Karlee Deatherage ('13) is passionate about protecting the environment and planning for a more sustainable world. She majored in planning and environmental policy with an emphasis on urban planning at The College of the Environment. Complementing her interest, she volunteered on local political campaigns and causes, sharpening and honing her eye for policy. 

In 2012, her junior year at Western, Karlee worked with Jean Melious, professor and current dean of Environmental Studies in The College of the Environment as an intern on a special project on water rights and the Nooksack River. Her work on this project became the basis for what is now known as the 2016 Hirst Decision, a Washington Supreme Court case brought by Eric Hirst and environmental nonprofit Futurewise. The decision is now Washington State Department of Ecology policy and regulates building permits for developments drawing from wells to protect in-stream flows in the Nooksack River as well as most parts of the state.  
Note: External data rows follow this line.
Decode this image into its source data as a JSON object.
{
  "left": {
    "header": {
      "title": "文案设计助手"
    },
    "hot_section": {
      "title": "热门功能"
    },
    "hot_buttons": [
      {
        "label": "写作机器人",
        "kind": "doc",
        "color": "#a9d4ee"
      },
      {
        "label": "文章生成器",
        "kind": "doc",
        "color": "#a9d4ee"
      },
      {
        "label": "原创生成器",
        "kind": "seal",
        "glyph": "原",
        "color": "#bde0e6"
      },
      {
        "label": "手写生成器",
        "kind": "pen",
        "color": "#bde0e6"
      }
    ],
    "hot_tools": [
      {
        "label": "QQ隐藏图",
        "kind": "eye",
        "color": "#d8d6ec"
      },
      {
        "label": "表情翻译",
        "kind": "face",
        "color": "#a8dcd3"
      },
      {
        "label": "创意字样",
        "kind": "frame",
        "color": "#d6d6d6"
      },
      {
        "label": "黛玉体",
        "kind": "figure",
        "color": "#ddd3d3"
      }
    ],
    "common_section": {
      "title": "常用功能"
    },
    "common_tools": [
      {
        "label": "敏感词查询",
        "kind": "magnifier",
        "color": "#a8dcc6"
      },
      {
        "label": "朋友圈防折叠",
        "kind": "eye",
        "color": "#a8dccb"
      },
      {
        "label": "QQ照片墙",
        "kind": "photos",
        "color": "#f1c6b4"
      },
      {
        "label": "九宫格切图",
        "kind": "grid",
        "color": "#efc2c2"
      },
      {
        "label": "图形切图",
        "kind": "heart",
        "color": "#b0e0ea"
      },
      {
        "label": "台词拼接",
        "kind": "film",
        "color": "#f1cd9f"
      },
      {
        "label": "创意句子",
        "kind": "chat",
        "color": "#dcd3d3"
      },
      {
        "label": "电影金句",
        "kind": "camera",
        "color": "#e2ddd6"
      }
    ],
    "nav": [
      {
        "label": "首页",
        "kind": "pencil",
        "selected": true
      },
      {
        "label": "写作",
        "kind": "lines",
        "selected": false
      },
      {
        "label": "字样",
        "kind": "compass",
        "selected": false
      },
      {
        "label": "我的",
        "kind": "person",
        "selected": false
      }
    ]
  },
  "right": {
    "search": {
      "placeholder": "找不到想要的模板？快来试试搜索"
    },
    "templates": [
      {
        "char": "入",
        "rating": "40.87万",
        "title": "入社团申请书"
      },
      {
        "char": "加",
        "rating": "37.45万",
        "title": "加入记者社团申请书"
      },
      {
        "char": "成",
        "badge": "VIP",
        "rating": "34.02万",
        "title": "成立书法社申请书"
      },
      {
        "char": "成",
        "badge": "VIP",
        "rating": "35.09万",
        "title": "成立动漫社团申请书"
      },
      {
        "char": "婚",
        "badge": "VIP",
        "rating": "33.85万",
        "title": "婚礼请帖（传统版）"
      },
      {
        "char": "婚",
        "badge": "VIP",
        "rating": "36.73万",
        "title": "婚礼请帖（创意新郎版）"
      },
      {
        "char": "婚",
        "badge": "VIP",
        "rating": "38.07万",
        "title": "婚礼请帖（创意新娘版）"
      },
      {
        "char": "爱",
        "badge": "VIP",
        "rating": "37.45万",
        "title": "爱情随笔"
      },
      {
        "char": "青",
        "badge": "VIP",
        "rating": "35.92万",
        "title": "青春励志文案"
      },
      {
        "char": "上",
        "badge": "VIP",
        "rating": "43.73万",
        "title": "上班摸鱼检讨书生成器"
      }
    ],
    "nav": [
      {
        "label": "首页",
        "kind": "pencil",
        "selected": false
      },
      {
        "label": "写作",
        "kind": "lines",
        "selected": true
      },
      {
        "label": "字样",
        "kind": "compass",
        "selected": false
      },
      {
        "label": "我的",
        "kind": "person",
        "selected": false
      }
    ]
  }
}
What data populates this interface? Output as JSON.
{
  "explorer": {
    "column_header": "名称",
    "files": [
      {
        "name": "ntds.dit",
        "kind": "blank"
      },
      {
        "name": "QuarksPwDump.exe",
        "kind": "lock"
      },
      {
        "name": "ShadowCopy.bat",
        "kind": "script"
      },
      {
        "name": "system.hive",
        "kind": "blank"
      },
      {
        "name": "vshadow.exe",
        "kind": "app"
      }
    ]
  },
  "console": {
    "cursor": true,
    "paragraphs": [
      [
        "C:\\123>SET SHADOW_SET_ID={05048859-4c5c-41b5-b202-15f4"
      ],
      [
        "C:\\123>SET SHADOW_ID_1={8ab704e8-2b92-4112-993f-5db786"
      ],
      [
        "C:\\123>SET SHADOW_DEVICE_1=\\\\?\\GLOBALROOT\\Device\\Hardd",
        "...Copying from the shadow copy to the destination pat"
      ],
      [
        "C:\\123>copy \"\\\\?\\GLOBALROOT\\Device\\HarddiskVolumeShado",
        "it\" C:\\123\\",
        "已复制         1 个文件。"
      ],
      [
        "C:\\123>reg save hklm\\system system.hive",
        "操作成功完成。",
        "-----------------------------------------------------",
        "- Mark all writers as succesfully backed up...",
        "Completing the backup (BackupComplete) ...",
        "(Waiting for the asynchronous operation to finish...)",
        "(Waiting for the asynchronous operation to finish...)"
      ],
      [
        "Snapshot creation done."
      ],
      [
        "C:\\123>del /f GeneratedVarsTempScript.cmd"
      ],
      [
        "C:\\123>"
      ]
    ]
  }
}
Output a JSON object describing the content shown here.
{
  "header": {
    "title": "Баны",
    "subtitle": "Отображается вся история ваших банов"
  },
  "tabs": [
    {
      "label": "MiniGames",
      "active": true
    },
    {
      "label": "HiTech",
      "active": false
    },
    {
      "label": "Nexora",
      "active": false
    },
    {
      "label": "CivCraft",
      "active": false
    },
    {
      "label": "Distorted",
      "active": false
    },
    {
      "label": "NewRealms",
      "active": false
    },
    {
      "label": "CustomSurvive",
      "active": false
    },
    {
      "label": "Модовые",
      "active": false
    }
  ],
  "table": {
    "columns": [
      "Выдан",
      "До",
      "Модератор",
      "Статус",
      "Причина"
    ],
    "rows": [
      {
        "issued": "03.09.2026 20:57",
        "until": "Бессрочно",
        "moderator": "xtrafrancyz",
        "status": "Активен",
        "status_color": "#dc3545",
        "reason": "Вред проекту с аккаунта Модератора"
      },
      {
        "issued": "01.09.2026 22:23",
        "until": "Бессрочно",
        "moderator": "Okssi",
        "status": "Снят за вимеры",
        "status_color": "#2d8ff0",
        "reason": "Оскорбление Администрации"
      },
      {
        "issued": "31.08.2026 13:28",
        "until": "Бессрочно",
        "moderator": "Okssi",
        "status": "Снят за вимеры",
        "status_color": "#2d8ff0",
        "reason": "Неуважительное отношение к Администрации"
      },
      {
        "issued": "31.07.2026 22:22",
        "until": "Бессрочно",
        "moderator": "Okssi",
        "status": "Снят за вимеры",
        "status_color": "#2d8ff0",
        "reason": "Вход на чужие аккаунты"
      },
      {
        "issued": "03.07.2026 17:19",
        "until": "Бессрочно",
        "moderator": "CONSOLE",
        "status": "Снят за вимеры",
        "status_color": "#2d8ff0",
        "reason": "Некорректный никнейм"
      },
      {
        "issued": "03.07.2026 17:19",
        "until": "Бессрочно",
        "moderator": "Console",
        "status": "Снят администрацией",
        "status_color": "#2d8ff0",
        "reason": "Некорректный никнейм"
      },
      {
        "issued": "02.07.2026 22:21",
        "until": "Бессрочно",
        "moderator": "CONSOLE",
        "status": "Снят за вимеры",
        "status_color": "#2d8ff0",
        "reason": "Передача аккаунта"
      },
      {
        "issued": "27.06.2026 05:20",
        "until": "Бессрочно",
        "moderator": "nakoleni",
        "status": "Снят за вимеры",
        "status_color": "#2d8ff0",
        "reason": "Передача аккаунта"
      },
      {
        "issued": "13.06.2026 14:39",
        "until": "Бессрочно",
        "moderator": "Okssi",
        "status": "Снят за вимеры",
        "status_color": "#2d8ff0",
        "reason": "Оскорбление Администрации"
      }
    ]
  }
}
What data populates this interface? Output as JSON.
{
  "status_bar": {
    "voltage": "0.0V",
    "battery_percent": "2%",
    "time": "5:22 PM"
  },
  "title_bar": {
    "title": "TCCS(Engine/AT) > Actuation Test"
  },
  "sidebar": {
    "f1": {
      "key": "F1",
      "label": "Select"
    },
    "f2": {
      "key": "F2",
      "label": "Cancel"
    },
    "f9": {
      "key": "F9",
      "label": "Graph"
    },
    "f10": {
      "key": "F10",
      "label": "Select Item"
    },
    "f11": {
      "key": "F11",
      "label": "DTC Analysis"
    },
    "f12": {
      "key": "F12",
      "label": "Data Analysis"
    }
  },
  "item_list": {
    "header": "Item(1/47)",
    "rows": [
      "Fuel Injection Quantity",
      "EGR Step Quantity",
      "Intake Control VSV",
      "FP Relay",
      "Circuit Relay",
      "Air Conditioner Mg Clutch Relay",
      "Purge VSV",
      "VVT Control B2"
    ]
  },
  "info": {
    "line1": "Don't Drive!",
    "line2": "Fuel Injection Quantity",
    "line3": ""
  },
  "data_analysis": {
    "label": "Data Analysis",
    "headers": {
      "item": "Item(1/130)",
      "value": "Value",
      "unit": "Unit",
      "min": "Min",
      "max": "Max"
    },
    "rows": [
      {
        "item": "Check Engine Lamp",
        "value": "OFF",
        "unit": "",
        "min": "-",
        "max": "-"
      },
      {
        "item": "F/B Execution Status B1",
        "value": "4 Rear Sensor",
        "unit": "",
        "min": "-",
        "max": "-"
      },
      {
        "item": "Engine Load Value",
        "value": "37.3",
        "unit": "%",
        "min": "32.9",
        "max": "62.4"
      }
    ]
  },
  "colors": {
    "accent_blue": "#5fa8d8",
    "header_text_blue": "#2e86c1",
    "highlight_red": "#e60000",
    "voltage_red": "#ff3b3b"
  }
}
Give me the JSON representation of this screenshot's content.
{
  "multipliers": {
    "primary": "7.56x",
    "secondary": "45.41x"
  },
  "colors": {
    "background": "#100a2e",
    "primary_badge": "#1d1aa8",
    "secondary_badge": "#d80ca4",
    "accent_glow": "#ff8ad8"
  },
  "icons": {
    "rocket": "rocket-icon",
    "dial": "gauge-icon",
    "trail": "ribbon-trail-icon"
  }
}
After graduation, Karlee’s policy and community work led to a staff position with U.S. Representative Suzan DelBene. Karlee served as Rep. DelBene’s community liaison in Skagit and Whatcom counties building relationships with constituents, local elected officials, businesses, and community organizations. After a few years, Karlee wanted to hone her environmental policy chops and joined RE Sources for Sustainable Communities crafting legislation and working on environmental policy. She worked on the Whatcom County Comprehensive Plan, salmon recovery, water supply, Lake Whatcom and many other critical local environmental issues.  

And then Karlee made a move that might seem surprising to some—she accepted a position at Puget Sound Energy in community engagement. PSE supplies power and natural gas to the entire Puget Sound region, with 1.1 million electricity customers and 750,000 natural gas customers in their service area. With an extensive background in environmental policy, a strong sense of community, and a passion for good urban development, the thought of working in the energy sector excited Karlee.  

“To some, PSE may not be seen as pushing the envelope on environmental issues, but I have seen how PSE is striving to be the community’s clean energy partner of choice. This is what excited me to join the position to help PSE be responsive to the community especially as someone who comes from the environmental advocacy world.” 

PSE has a goal of being carbon-free by 2045 for electrical service. Karlee is working hard toward that goal. “We’re looking at where we can scale up the small-scale renewable sources like community solar projects.” 

From electric vehicle conversion through the Up & Go Electric equity-focused pilot program, which provides electrical vehicles to the Skagit Housing Authority to the Green Direct energy partnership, PSE is investing in sustainable energy, and Karlee’s background is perfect for bringing solutions to consumers and informing PSE on best industry practices and best outcomes for the community she loves.